Transforming health care involves transforming knowledge relationships between the people, places, policies, costs, data, links, and tools that both determine and support the health of communities. Reverse innovation, an idea brought up by Dr. Maguire, involves the multidirectional knowledge translation and exchange within and across groups. Equity-focused health indicators are needed to inform and evaluate inclusive health care policy and practice. Focusing on equity necessarily means focusing on the upstream determinants of health, as transformational change cannot be driven from downstream. There are many barriers to initiating these types of changes, particularly due to competing priorities of different partners, and fragmented systems that make it difficult to work to align these priorities. Furthermore, whether we’re working upstream or downstream of population health problems, the “stream” itself is moving fast. Thus, we need cohesive, collaborative action. We need to foster healthy, supportive partnerships in order to not only navigate through this fast-moving stream of challenges, but to start to redirect it towards more meaningful and lasting solutions.
What happens when partnerships are made between researchers and Indigenous communities, and what is needed to help make these partnerships work? In a word, trust. Trust is fragile. It is hard to gain and easy to lose. It is built upon a foundation of shared values, honesty, patience, and intergenerational humility. Trust is very intimate and needs to be earned.
A panel presentation by the CANHelp Working Group – a group of researchers from the Univerity of Alberta and community partners from the Yukon as well as the NWT – expanded on this essential need for trust between all stakeholders involved in research projects. The panel emphasized that researchers need to balance academic needs for discourse and outcomes with community needs for meeting the goals and priorities they themselves initially set out. Moreover, as partners in research efforts, communities need to hold researchers accountable for their actions. Both the intentions and end-results of research are equally important, and researchers must continue to build and maintain trust even after a project is finished.
Researchers must approach their relationships with communities from a place of humility, with a willingness to learn and participate. I believe that actively working to achieve this balance is a way of showing a community that they can indeed trust you to be a good researcher, and a good person. The overarching theme of this last panel discussion, and of the conference in general, was that it’s not enough to participate in community-based research.
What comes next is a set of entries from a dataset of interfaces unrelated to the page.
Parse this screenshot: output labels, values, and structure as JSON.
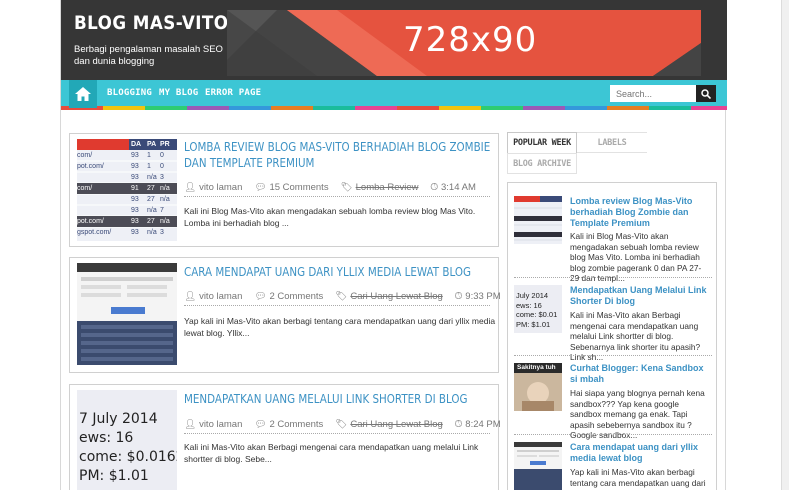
{
  "header": {
    "title": "BLOG MAS-VITO",
    "description": "Berbagi pengalaman masalah SEO dan dunia blogging",
    "banner_text": "728x90"
  },
  "nav": {
    "home_icon": "home-icon",
    "items": [
      "BLOGGING",
      "MY BLOG",
      "ERROR PAGE"
    ],
    "search_placeholder": "Search...",
    "search_icon": "search-icon"
  },
  "posts": [
    {
      "title": "LOMBA REVIEW BLOG MAS-VITO BERHADIAH BLOG ZOMBIE DAN TEMPLATE PREMIUM",
      "author": "vito laman",
      "comments": "15 Comments",
      "label": "Lomba Review",
      "time": "3:14 AM",
      "excerpt": "Kali ini Blog Mas-Vito akan mengadakan sebuah lomba review blog Mas Vito. Lomba ini berhadiah blog ..."
    },
    {
      "title": "CARA MENDAPAT UANG DARI YLLIX MEDIA LEWAT BLOG",
      "author": "vito laman",
      "comments": "2 Comments",
      "label": "Cari Uang Lewat Blog",
      "time": "9:33 PM",
      "excerpt": "Yap kali ini Mas-Vito  akan berbagi tentang cara mendapatkan uang dari yllix media lewat blog. Yllix..."
    },
    {
      "title": "MENDAPATKAN UANG MELALUI LINK SHORTER DI BLOG",
      "author": "vito laman",
      "comments": "2 Comments",
      "label": "Cari Uang Lewat Blog",
      "time": "8:24 PM",
      "excerpt": "Kali ini  Mas-Vito  akan Berbagi mengenai cara mendapatkan uang melalui Link shortter di blog. Sebe...",
      "thumb_lines": [
        "7 July 2014",
        "ews: 16",
        "come: $0.0162",
        "PM: $1.01"
      ]
    }
  ],
  "thumb1": {
    "headers": [
      "DA",
      "PA",
      "PR"
    ],
    "rows": [
      [
        "com/",
        "93",
        "1",
        "0"
      ],
      [
        "pot.com/",
        "93",
        "1",
        "0"
      ],
      [
        "",
        "93",
        "n/a",
        "3"
      ],
      [
        "com/",
        "91",
        "27",
        "n/a"
      ],
      [
        "",
        "93",
        "27",
        "n/a"
      ],
      [
        "",
        "93",
        "n/a",
        "7"
      ],
      [
        "pot.com/",
        "93",
        "27",
        "n/a"
      ],
      [
        "gspot.com/",
        "93",
        "n/a",
        "3"
      ]
    ]
  },
  "sidebar": {
    "tabs": [
      "POPULAR WEEK",
      "LABELS",
      "BLOG ARCHIVE"
    ],
    "items": [
      {
        "title": "Lomba review Blog Mas-Vito berhadiah Blog Zombie dan Template Premium",
        "excerpt": "Kali ini Blog Mas-Vito akan mengadakan sebuah lomba review blog Mas Vito. Lomba ini berhadiah blog zombie pagerank 0 dan PA 27-29 dan templ..."
      },
      {
        "title": "Mendapatkan Uang Melalui Link Shorter Di blog",
        "excerpt": "Kali ini  Mas-Vito  akan Berbagi mengenai cara mendapatkan uang melalui Link shortter di blog. Sebenarnya link shorter itu apasih?  Link sh...",
        "thumb_lines": [
          "July 2014",
          "ews: 16",
          "come: $0.01",
          "PM: $1.01"
        ]
      },
      {
        "title": "Curhat Blogger: Kena Sandbox si mbah",
        "excerpt": "Hai siapa yang blognya pernah kena sandbox???  Yap kena google sandbox memang ga enak. Tapi apasih sebebernya sandbox itu ? Google sandbox...",
        "thumb_caption": "Sakitnya tuh"
      },
      {
        "title": "Cara mendapat uang dari yllix media lewat blog",
        "excerpt": "Yap kali ini Mas-Vito  akan berbagi tentang cara mendapatkan uang dari yllix media lewat blog. Yllix"
      }
    ]
  },
  "colors": {
    "header_bg": "#363636",
    "nav_bg": "#3cc6d5",
    "link_blue": "#3d92c4",
    "banner_arrow": "#e5533f"
  }
}
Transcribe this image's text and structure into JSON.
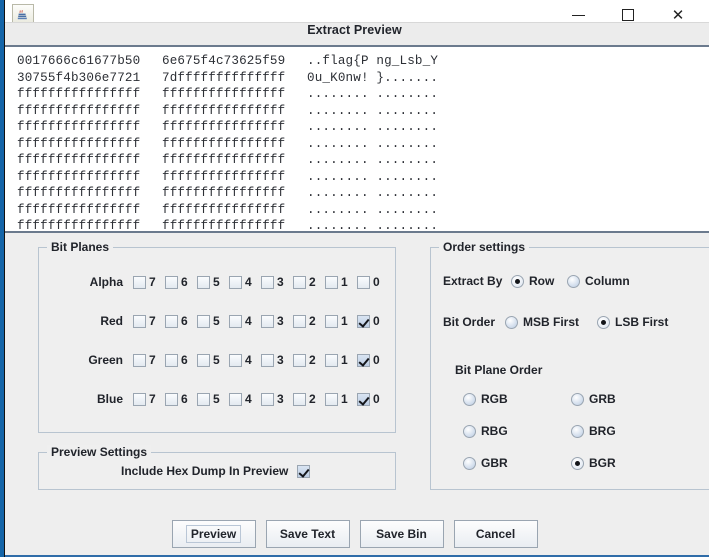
{
  "window": {
    "title": "Extract Preview",
    "icon": "java-coffee-cup-icon",
    "minimize_label": "—",
    "maximize_label": "□",
    "close_label": "✕"
  },
  "hexdump": {
    "rows": [
      {
        "hex1": "0017666c61677b50",
        "hex2": "6e675f4c73625f59",
        "ascii": "..flag{P ng_Lsb_Y"
      },
      {
        "hex1": "30755f4b306e7721",
        "hex2": "7dffffffffffffff",
        "ascii": "0u_K0nw! }......."
      },
      {
        "hex1": "ffffffffffffffff",
        "hex2": "ffffffffffffffff",
        "ascii": "........ ........"
      },
      {
        "hex1": "ffffffffffffffff",
        "hex2": "ffffffffffffffff",
        "ascii": "........ ........"
      },
      {
        "hex1": "ffffffffffffffff",
        "hex2": "ffffffffffffffff",
        "ascii": "........ ........"
      },
      {
        "hex1": "ffffffffffffffff",
        "hex2": "ffffffffffffffff",
        "ascii": "........ ........"
      },
      {
        "hex1": "ffffffffffffffff",
        "hex2": "ffffffffffffffff",
        "ascii": "........ ........"
      },
      {
        "hex1": "ffffffffffffffff",
        "hex2": "ffffffffffffffff",
        "ascii": "........ ........"
      },
      {
        "hex1": "ffffffffffffffff",
        "hex2": "ffffffffffffffff",
        "ascii": "........ ........"
      },
      {
        "hex1": "ffffffffffffffff",
        "hex2": "ffffffffffffffff",
        "ascii": "........ ........"
      },
      {
        "hex1": "ffffffffffffffff",
        "hex2": "ffffffffffffffff",
        "ascii": "........ ........"
      }
    ]
  },
  "bit_planes": {
    "title": "Bit Planes",
    "bits": [
      "7",
      "6",
      "5",
      "4",
      "3",
      "2",
      "1",
      "0"
    ],
    "channels": [
      {
        "label": "Alpha",
        "checked": [
          false,
          false,
          false,
          false,
          false,
          false,
          false,
          false
        ]
      },
      {
        "label": "Red",
        "checked": [
          false,
          false,
          false,
          false,
          false,
          false,
          false,
          true
        ]
      },
      {
        "label": "Green",
        "checked": [
          false,
          false,
          false,
          false,
          false,
          false,
          false,
          true
        ]
      },
      {
        "label": "Blue",
        "checked": [
          false,
          false,
          false,
          false,
          false,
          false,
          false,
          true
        ]
      }
    ]
  },
  "order_settings": {
    "title": "Order settings",
    "extract_by": {
      "label": "Extract By",
      "options": [
        "Row",
        "Column"
      ],
      "selected": "Row"
    },
    "bit_order": {
      "label": "Bit Order",
      "options": [
        "MSB First",
        "LSB First"
      ],
      "selected": "LSB First"
    },
    "bit_plane_order": {
      "label": "Bit Plane Order",
      "options": [
        "RGB",
        "GRB",
        "RBG",
        "BRG",
        "GBR",
        "BGR"
      ],
      "selected": "BGR"
    }
  },
  "preview_settings": {
    "title": "Preview Settings",
    "include_hex_dump": {
      "label": "Include Hex Dump In Preview",
      "checked": true
    }
  },
  "buttons": [
    {
      "label": "Preview",
      "focused": true
    },
    {
      "label": "Save Text",
      "focused": false
    },
    {
      "label": "Save Bin",
      "focused": false
    },
    {
      "label": "Cancel",
      "focused": false
    }
  ]
}
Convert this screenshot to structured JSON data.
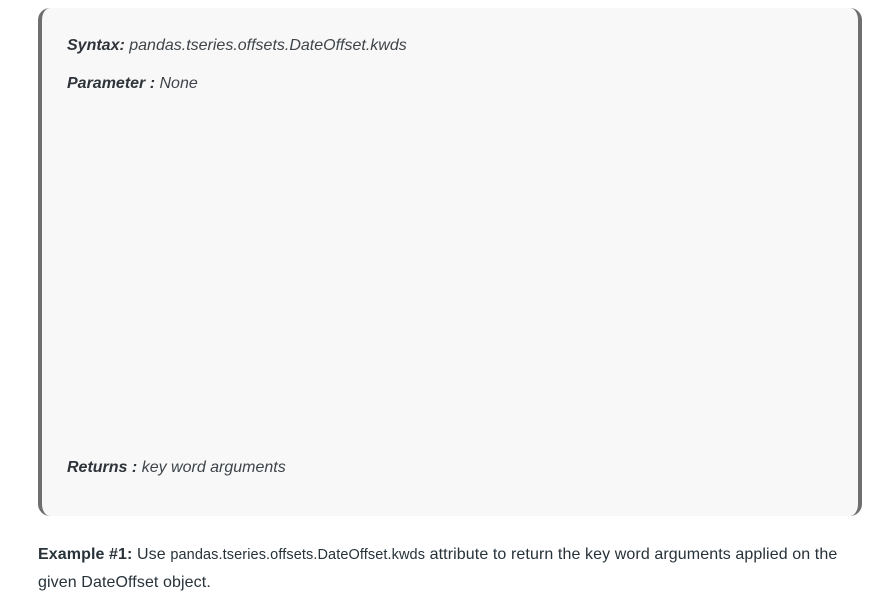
{
  "blockquote": {
    "syntax_label": "Syntax:",
    "syntax_value": "pandas.tseries.offsets.DateOffset.kwds",
    "parameter_label": "Parameter :",
    "parameter_value": "None",
    "returns_label": "Returns :",
    "returns_value": "key word arguments"
  },
  "example": {
    "label": "Example #1:",
    "text_before": "Use",
    "code": "pandas.tseries.offsets.DateOffset.kwds",
    "text_after": "attribute to return the key word arguments applied on the given DateOffset object."
  }
}
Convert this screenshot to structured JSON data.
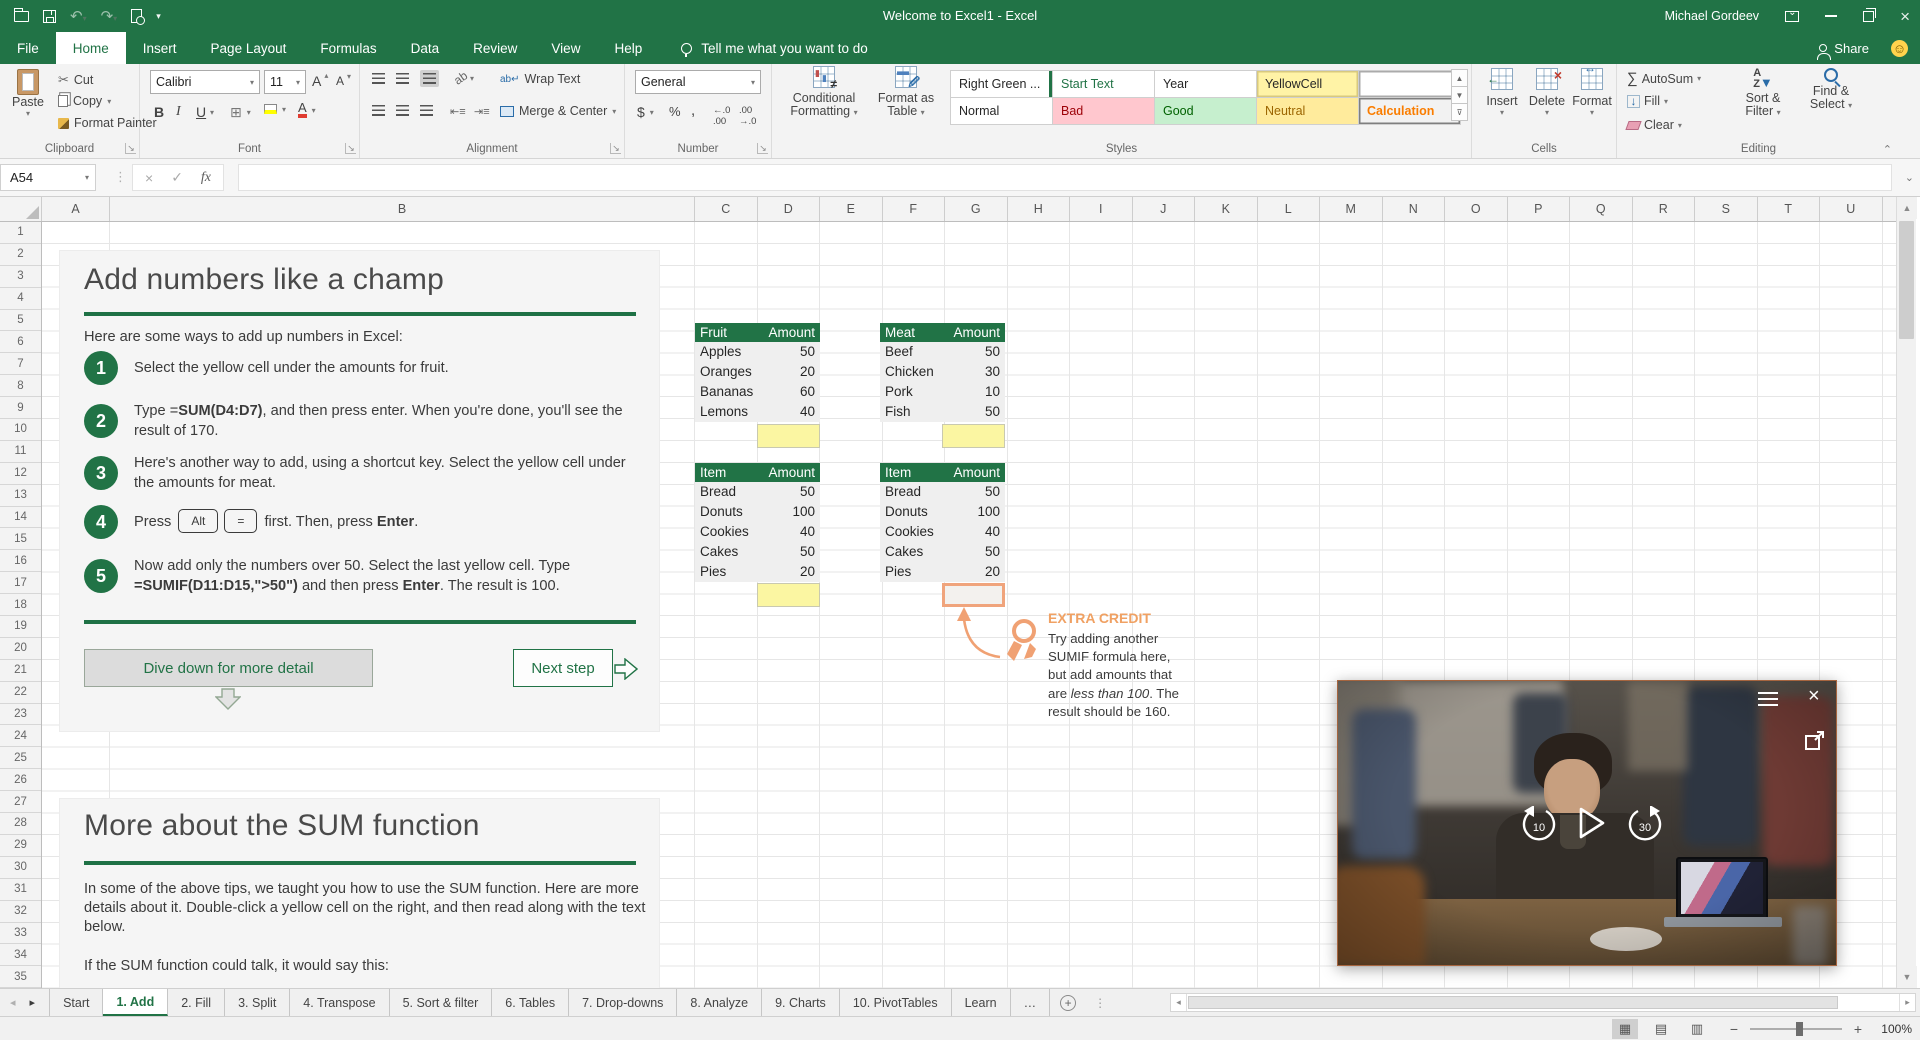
{
  "chrome": {
    "title": "Welcome to Excel1  -  Excel",
    "user_name": "Michael Gordeev",
    "share_label": "Share",
    "tell_me": "Tell me what you want to do",
    "tabs": [
      "File",
      "Home",
      "Insert",
      "Page Layout",
      "Formulas",
      "Data",
      "Review",
      "View",
      "Help"
    ],
    "active_tab": "Home"
  },
  "ribbon": {
    "clipboard": {
      "label": "Clipboard",
      "paste": "Paste",
      "cut": "Cut",
      "copy": "Copy",
      "format_painter": "Format Painter"
    },
    "font": {
      "label": "Font",
      "family": "Calibri",
      "size": "11"
    },
    "alignment": {
      "label": "Alignment",
      "wrap": "Wrap Text",
      "merge": "Merge & Center"
    },
    "number": {
      "label": "Number",
      "format": "General"
    },
    "styles": {
      "label": "Styles",
      "conditional_formatting": "Conditional Formatting",
      "format_as_table": "Format as Table",
      "gallery": [
        [
          {
            "label": "Right Green ...",
            "fg": "#262626",
            "bg": "#ffffff",
            "edge": "#217346"
          },
          {
            "label": "Start Text",
            "fg": "#217346",
            "bg": "#ffffff"
          },
          {
            "label": "Year",
            "fg": "#262626",
            "bg": "#ffffff"
          },
          {
            "label": "YellowCell",
            "fg": "#262626",
            "bg": "#FFF3A6",
            "border": "#d8c97e"
          },
          {
            "label": "",
            "fg": "#262626",
            "bg": "#ffffff",
            "border": "#ababab"
          }
        ],
        [
          {
            "label": "Normal",
            "fg": "#262626",
            "bg": "#ffffff"
          },
          {
            "label": "Bad",
            "fg": "#9C0006",
            "bg": "#FFC7CE"
          },
          {
            "label": "Good",
            "fg": "#006100",
            "bg": "#C6EFCE"
          },
          {
            "label": "Neutral",
            "fg": "#9C6500",
            "bg": "#FFEB9C"
          },
          {
            "label": "Calculation",
            "fg": "#FA7D00",
            "bg": "#F2F2F2",
            "border": "#7F7F7F",
            "bold": true
          }
        ]
      ]
    },
    "cells": {
      "label": "Cells",
      "insert": "Insert",
      "delete": "Delete",
      "format": "Format"
    },
    "editing": {
      "label": "Editing",
      "autosum": "AutoSum",
      "fill": "Fill",
      "clear": "Clear",
      "sort_filter": "Sort & Filter",
      "find_select": "Find & Select"
    }
  },
  "formula_bar": {
    "name_box": "A54",
    "formula": ""
  },
  "grid": {
    "col_letters": [
      "A",
      "B",
      "C",
      "D",
      "E",
      "F",
      "G",
      "H",
      "I",
      "J",
      "K",
      "L",
      "M",
      "N",
      "O",
      "P",
      "Q",
      "R",
      "S",
      "T",
      "U"
    ],
    "row_count": 35
  },
  "lesson": {
    "card1": {
      "title": "Add numbers like a champ",
      "intro": "Here are some ways to add up numbers in Excel:",
      "steps": [
        {
          "num": "1",
          "runs": [
            {
              "t": "Select the yellow cell under the amounts for fruit."
            }
          ]
        },
        {
          "num": "2",
          "runs": [
            {
              "t": "Type ="
            },
            {
              "t": "SUM(D4:D7)",
              "b": true
            },
            {
              "t": ", and then press enter. When you're done, you'll see the result of 170."
            }
          ]
        },
        {
          "num": "3",
          "runs": [
            {
              "t": "Here's another way to add, using a shortcut key. Select the yellow cell under the amounts for meat."
            }
          ]
        },
        {
          "num": "4",
          "runs": [
            {
              "t": "Press "
            },
            {
              "key": "Alt"
            },
            {
              "key": "="
            },
            {
              "t": " first. Then, press "
            },
            {
              "t": "Enter",
              "b": true
            },
            {
              "t": "."
            }
          ]
        },
        {
          "num": "5",
          "runs": [
            {
              "t": "Now add only the numbers over 50. Select the last yellow cell. Type "
            },
            {
              "t": "=SUMIF(D11:D15,\">50\")",
              "b": true
            },
            {
              "t": " and then press "
            },
            {
              "t": "Enter",
              "b": true
            },
            {
              "t": ". The result is 100."
            }
          ]
        }
      ],
      "dive_button": "Dive down for more detail",
      "next_button": "Next step"
    },
    "tables": [
      {
        "id": "fruit",
        "headers": [
          "Fruit",
          "Amount"
        ],
        "rows": [
          [
            "Apples",
            "50"
          ],
          [
            "Oranges",
            "20"
          ],
          [
            "Bananas",
            "60"
          ],
          [
            "Lemons",
            "40"
          ]
        ],
        "answer_cell": "yellow"
      },
      {
        "id": "meat",
        "headers": [
          "Meat",
          "Amount"
        ],
        "rows": [
          [
            "Beef",
            "50"
          ],
          [
            "Chicken",
            "30"
          ],
          [
            "Pork",
            "10"
          ],
          [
            "Fish",
            "50"
          ]
        ],
        "answer_cell": "yellow"
      },
      {
        "id": "items-left",
        "headers": [
          "Item",
          "Amount"
        ],
        "rows": [
          [
            "Bread",
            "50"
          ],
          [
            "Donuts",
            "100"
          ],
          [
            "Cookies",
            "40"
          ],
          [
            "Cakes",
            "50"
          ],
          [
            "Pies",
            "20"
          ]
        ],
        "answer_cell": "yellow"
      },
      {
        "id": "items-right",
        "headers": [
          "Item",
          "Amount"
        ],
        "rows": [
          [
            "Bread",
            "50"
          ],
          [
            "Donuts",
            "100"
          ],
          [
            "Cookies",
            "40"
          ],
          [
            "Cakes",
            "50"
          ],
          [
            "Pies",
            "20"
          ]
        ],
        "answer_cell": "orange"
      }
    ],
    "extra_credit": {
      "title": "EXTRA CREDIT",
      "runs": [
        {
          "t": "Try adding another SUMIF formula here, but add amounts that are "
        },
        {
          "t": "less than 100",
          "i": true
        },
        {
          "t": ". The result should be 160."
        }
      ]
    },
    "card2": {
      "title": "More about the SUM function",
      "para1": "In some of the above tips, we taught you how to use the SUM function. Here are more details about it. Double-click a yellow cell on the right, and then read along with the text below.",
      "para2": "If the SUM function could talk, it would say this:"
    }
  },
  "video": {
    "rewind_label": "10",
    "forward_label": "30"
  },
  "sheet_tabs": {
    "tabs": [
      "Start",
      "1. Add",
      "2. Fill",
      "3. Split",
      "4. Transpose",
      "5. Sort & filter",
      "6. Tables",
      "7. Drop-downs",
      "8. Analyze",
      "9. Charts",
      "10. PivotTables",
      "Learn",
      "…"
    ],
    "active": "1. Add"
  },
  "status_bar": {
    "zoom": "100%"
  },
  "colors": {
    "excel_green": "#217346",
    "yellow_cell": "#FBF6A2",
    "orange_accent": "#F0A173",
    "video_progress_red": "#E8112D"
  }
}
Researchers need to participate in community.
- Mark Petticrew is a professor of Public Health Evaluation in the Faculty of Public Health and Policy at the London School of Hygiene and Tropical Medicine, UK.
- Jennie Popay is a professor of Sociology and Public Health at Lancaster University, UK.
- Penny Hawe is a professor and co-lead investigator of the NHMRC Australian Prevention Partnership Centre.
- Be’sha Blondin is a Sahtu Dene Elder from Tulita, Northwest Territories with forty years of experience in Indigenous traditional healing and living in harmony and balance.
- Graeme Maguire is a professor and head of clinical research at Baker IDI Heart and Diabetes Institute in Melbourne and Alice Springs, Australia.